Henry said the withdrawal of New Lambton and other clubs would mean more work to redesign grades and draws but Newcastle Football "respected whatever the volunteers make a decision on".
"It creates some workflow for us because we already had, going on the nominations of the teams and grades, we had already done [draws] in March and early April," he said.
"We were ready to push the button on our fixtures for the 1st of May kick-off but that was obviously put off.
"It just changes the workflow and we have a busy time ahead of us as we start to assess who is still in this and who isn't."
Northern NSW Football release on Tuesday:
Northern NSW Football (NNSWF) is delighted to announce that junior football for those aged 18 years and under will be able to resume from 1 July in accordance with the NSW State Government's announcement on Tuesday.
NNSWF CEO David Eland is ecstatic to get junior players back on the pitch and said Northern NSW Football welcomes the NSW Government's announcement.
"No doubt the announcement will create great excitement throughout the football community and the 35,000 players under the age of 18 years.
"We're encouraged that the Government has also signalled the resumption of senior football.
"NNSWF and Football NSW will continue to impress on the Government how important Senior Football is to community clubs and are hopeful that senior football can also return to play in early July.
"NNSWF and the Member Zones are well prepared for the return of community football. The Sport's Return to Play Guidelines have already been submitted to NSW State Government for approval.
"Our focus will be now be applied to helping clubs and local government authorities prepare for competitive football and MiniRoos including attracting further volunteers for clubs.
"This season has been challenging to say the least. The enduring support of the thousands of selfless volunteers who have hung in there and held their clubs together throughout this crisis is acknowledged and appreciated.
"I strongly encourage the parents of young players to continue to be patient as their club's volunteers prepare for the long awaited return of Football," said Eland.
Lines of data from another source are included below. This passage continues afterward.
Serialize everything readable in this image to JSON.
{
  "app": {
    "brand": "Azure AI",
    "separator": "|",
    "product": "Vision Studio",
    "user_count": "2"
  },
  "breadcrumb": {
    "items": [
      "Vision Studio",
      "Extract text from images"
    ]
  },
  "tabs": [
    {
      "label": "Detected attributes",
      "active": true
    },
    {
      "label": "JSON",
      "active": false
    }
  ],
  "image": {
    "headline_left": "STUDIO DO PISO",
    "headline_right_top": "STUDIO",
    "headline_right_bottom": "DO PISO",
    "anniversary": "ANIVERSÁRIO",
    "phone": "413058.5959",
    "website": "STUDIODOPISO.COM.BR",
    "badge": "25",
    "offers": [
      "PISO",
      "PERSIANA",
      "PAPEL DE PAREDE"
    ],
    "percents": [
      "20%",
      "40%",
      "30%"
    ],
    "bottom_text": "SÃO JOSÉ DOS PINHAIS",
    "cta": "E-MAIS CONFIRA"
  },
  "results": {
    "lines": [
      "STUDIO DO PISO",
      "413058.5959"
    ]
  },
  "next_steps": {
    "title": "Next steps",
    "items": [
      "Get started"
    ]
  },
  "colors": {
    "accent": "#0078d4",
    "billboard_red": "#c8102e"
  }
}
The COVID-19 pandemic saw all football activities suspended in early March. All NNSWF Clubs were allowed to return to training from Wednesday 27 May, with the caveat they abide by the NSW Public Health Order and NNSWF Return to Training Guidelines which were recently released.
While junior football has been given the green light to return from 1 July, there continues to be no age restrictions on training for senior players and teams, who will be able to continue to train provided they abide by the NSW Public Health Order and the NNSWF Return to Training Guidelines.